The Pressures That Were Rome
Engineering was among the skills that allowed the Romans to expand and maintain their vast empire: the roads that led to Rome, Hadrian’s Wall that divided Britannia, the Coliseum, the Pantheon and aqueducts, the plumbing that brought water to the Seven Hills.
The Aqua Claudia, one of 11 aqueducts of Rome, channeled fresh water 46 miles into Rome (Unearthed: S7 E12, Seven Wonders of Rome) based on gravity alone without any additional pressure. To maintain a consistent gradient with minimal deterioration of the channel, the water flowed due to a drop of only 9 inches (0.3 psi) in 30 feet.
A mountain channel and portion of Aqua Claudia

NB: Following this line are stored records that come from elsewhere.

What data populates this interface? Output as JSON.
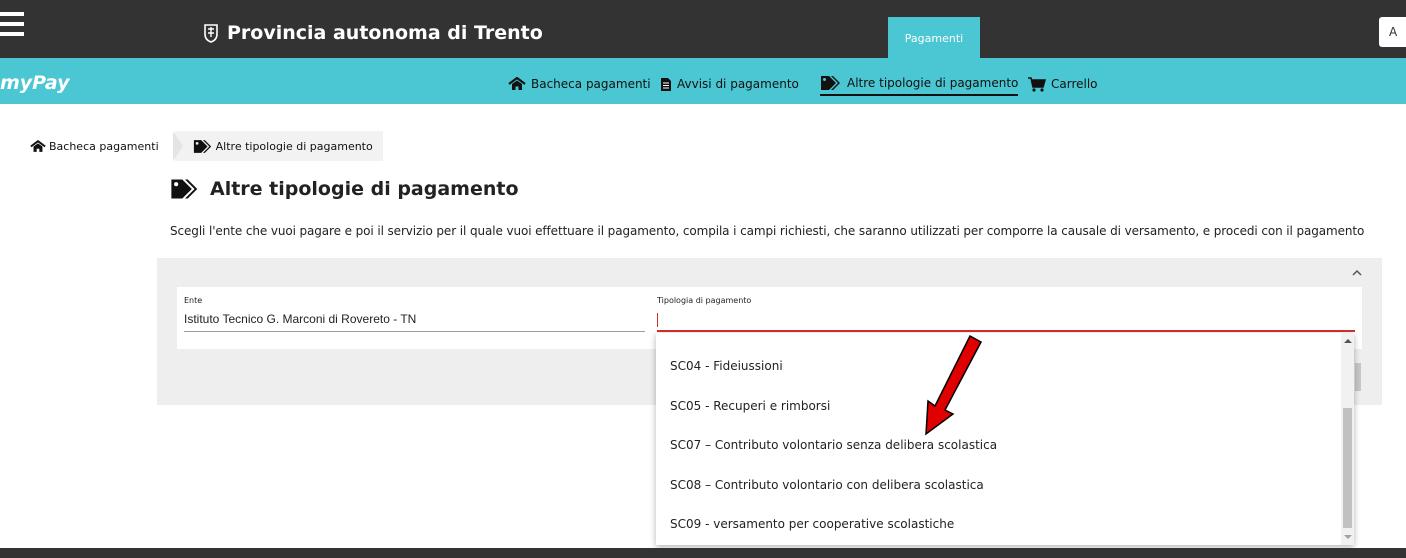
{
  "header": {
    "brand": "Provincia autonoma di Trento",
    "tab": "Pagamenti",
    "user_initial": "A"
  },
  "nav": {
    "logo": "myPay",
    "items": [
      {
        "label": "Bacheca pagamenti",
        "icon": "home-icon"
      },
      {
        "label": "Avvisi di pagamento",
        "icon": "document-icon"
      },
      {
        "label": "Altre tipologie di pagamento",
        "icon": "tags-icon",
        "active": true
      },
      {
        "label": "Carrello",
        "icon": "cart-icon"
      }
    ]
  },
  "breadcrumb": {
    "items": [
      {
        "label": "Bacheca pagamenti",
        "icon": "home-icon"
      },
      {
        "label": "Altre tipologie di pagamento",
        "icon": "tags-icon"
      }
    ]
  },
  "page": {
    "title": "Altre tipologie di pagamento",
    "description": "Scegli l'ente che vuoi pagare e poi il servizio per il quale vuoi effettuare il pagamento, compila i campi richiesti, che saranno utilizzati per comporre la causale di versamento, e procedi con il pagamento"
  },
  "form": {
    "ente_label": "Ente",
    "ente_value": "Istituto Tecnico G. Marconi di Rovereto - TN",
    "tipologia_label": "Tipologia di pagamento",
    "tipologia_value": ""
  },
  "dropdown": {
    "options": [
      "SC04 - Fideiussioni",
      "SC05 - Recuperi e rimborsi",
      "SC07 – Contributo volontario senza delibera scolastica",
      "SC08 – Contributo volontario con delibera scolastica",
      "SC09 - versamento per cooperative scolastiche"
    ]
  },
  "colors": {
    "topbar": "#333333",
    "accent": "#4bc6d3",
    "error": "#d32f2f",
    "annotation_arrow": "#e00000"
  }
}
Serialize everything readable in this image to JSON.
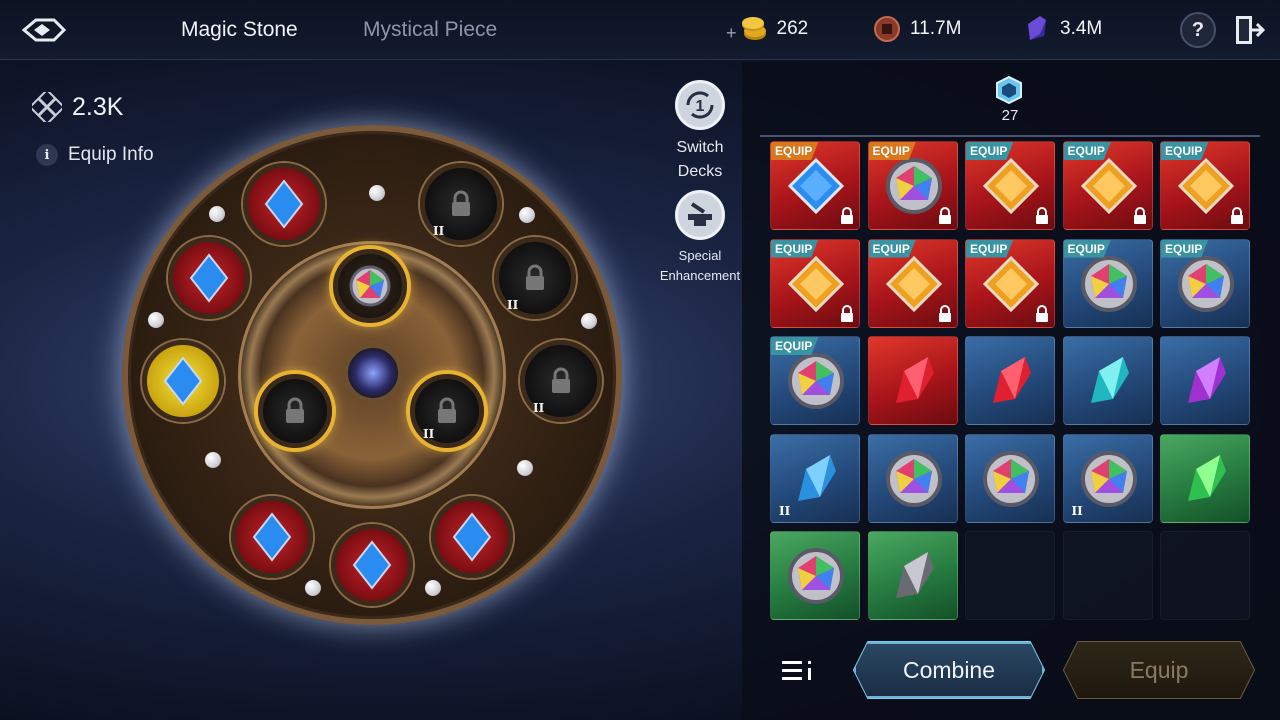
{
  "header": {
    "tabs": [
      {
        "label": "Magic Stone",
        "active": true
      },
      {
        "label": "Mystical Piece",
        "active": false
      }
    ],
    "currencies": [
      {
        "icon": "gold-coin-icon",
        "value": "262",
        "add": "+"
      },
      {
        "icon": "bronze-coin-icon",
        "value": "11.7M"
      },
      {
        "icon": "purple-crystal-icon",
        "value": "3.4M"
      }
    ],
    "help_label": "?"
  },
  "left": {
    "power_value": "2.3K",
    "equip_info_label": "Equip Info",
    "switch_decks": {
      "number": "1",
      "label_line1": "Switch",
      "label_line2": "Decks"
    },
    "special_enhancement": {
      "label_line1": "Special",
      "label_line2": "Enhancement"
    },
    "slot_tier_label": "II"
  },
  "right": {
    "stone_count": "27",
    "equip_tag": "EQUIP",
    "tier_label": "II",
    "inventory": [
      {
        "bg": "red",
        "gem": "blue-diamond",
        "tag": "orange",
        "locked": true
      },
      {
        "bg": "red",
        "gem": "rainbow-orb",
        "tag": "orange",
        "locked": true
      },
      {
        "bg": "red",
        "gem": "orange-diamond",
        "tag": "teal",
        "locked": true
      },
      {
        "bg": "red",
        "gem": "orange-diamond",
        "tag": "teal",
        "locked": true
      },
      {
        "bg": "red",
        "gem": "orange-diamond",
        "tag": "teal",
        "locked": true
      },
      {
        "bg": "red",
        "gem": "orange-diamond",
        "tag": "teal",
        "locked": true
      },
      {
        "bg": "red",
        "gem": "orange-diamond",
        "tag": "teal",
        "locked": true
      },
      {
        "bg": "red",
        "gem": "orange-diamond",
        "tag": "teal",
        "locked": true
      },
      {
        "bg": "blue",
        "gem": "rainbow-orb",
        "tag": "teal",
        "locked": false
      },
      {
        "bg": "blue",
        "gem": "rainbow-orb",
        "tag": "teal",
        "locked": false
      },
      {
        "bg": "blue",
        "gem": "rainbow-orb",
        "tag": "teal",
        "locked": false
      },
      {
        "bg": "red",
        "gem": "red-shard",
        "tag": null,
        "locked": false
      },
      {
        "bg": "blue",
        "gem": "red-shard",
        "tag": null,
        "locked": false
      },
      {
        "bg": "blue",
        "gem": "teal-shard",
        "tag": null,
        "locked": false
      },
      {
        "bg": "blue",
        "gem": "purple-shard",
        "tag": null,
        "locked": false
      },
      {
        "bg": "blue",
        "gem": "blue-shard",
        "tag": null,
        "locked": false,
        "tier": true
      },
      {
        "bg": "blue",
        "gem": "rainbow-orb",
        "tag": null,
        "locked": false
      },
      {
        "bg": "blue",
        "gem": "rainbow-orb",
        "tag": null,
        "locked": false
      },
      {
        "bg": "blue",
        "gem": "rainbow-orb",
        "tag": null,
        "locked": false,
        "tier": true
      },
      {
        "bg": "green",
        "gem": "green-shard",
        "tag": null,
        "locked": false
      },
      {
        "bg": "green",
        "gem": "rainbow-orb",
        "tag": null,
        "locked": false
      },
      {
        "bg": "green",
        "gem": "grey-shard",
        "tag": null,
        "locked": false
      },
      {
        "bg": "empty"
      },
      {
        "bg": "empty"
      },
      {
        "bg": "empty"
      }
    ],
    "combine_label": "Combine",
    "equip_label": "Equip"
  },
  "colors": {
    "accent_gold": "#e8b430",
    "equip_tag_orange": "#d9771c",
    "equip_tag_teal": "#3a93a3",
    "cell_red": "#a8141a",
    "cell_blue": "#24497a",
    "cell_green": "#257a40"
  }
}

According to legend, one of the more amazing water pressure feats in Rome was the flooding of the Coliseum to hold simulated sea battles. Archeologists believe a three-foot-wide tunnel running between the walls of the Coliseum may lead to a labyrinth of circular channels that flooded the floor in the center of the arena. The hydraulic system would have required significant pressure and produced a rapid flow of water to flood the arena to a depth of around 1 ½ meters with 3 ½ million gallons of water within a few hours. Water flowing directly from the aqueducts could not have produced these results.
Discovering the ruins of a monumental fountain uphill from the Coliseum, archeologists speculate that water from an aqueduct fed the fountain and was stored 6 meters (almost 20 feet) above the Coliseum. With a sufficiently steep grade, the hydraulic pressure from this height (8.7 psi) may have been enough to accomplish the flooding. After the sea spectacle, four huge drainage channels opened to flush the water away so the more well-known gladiator competitions could be held.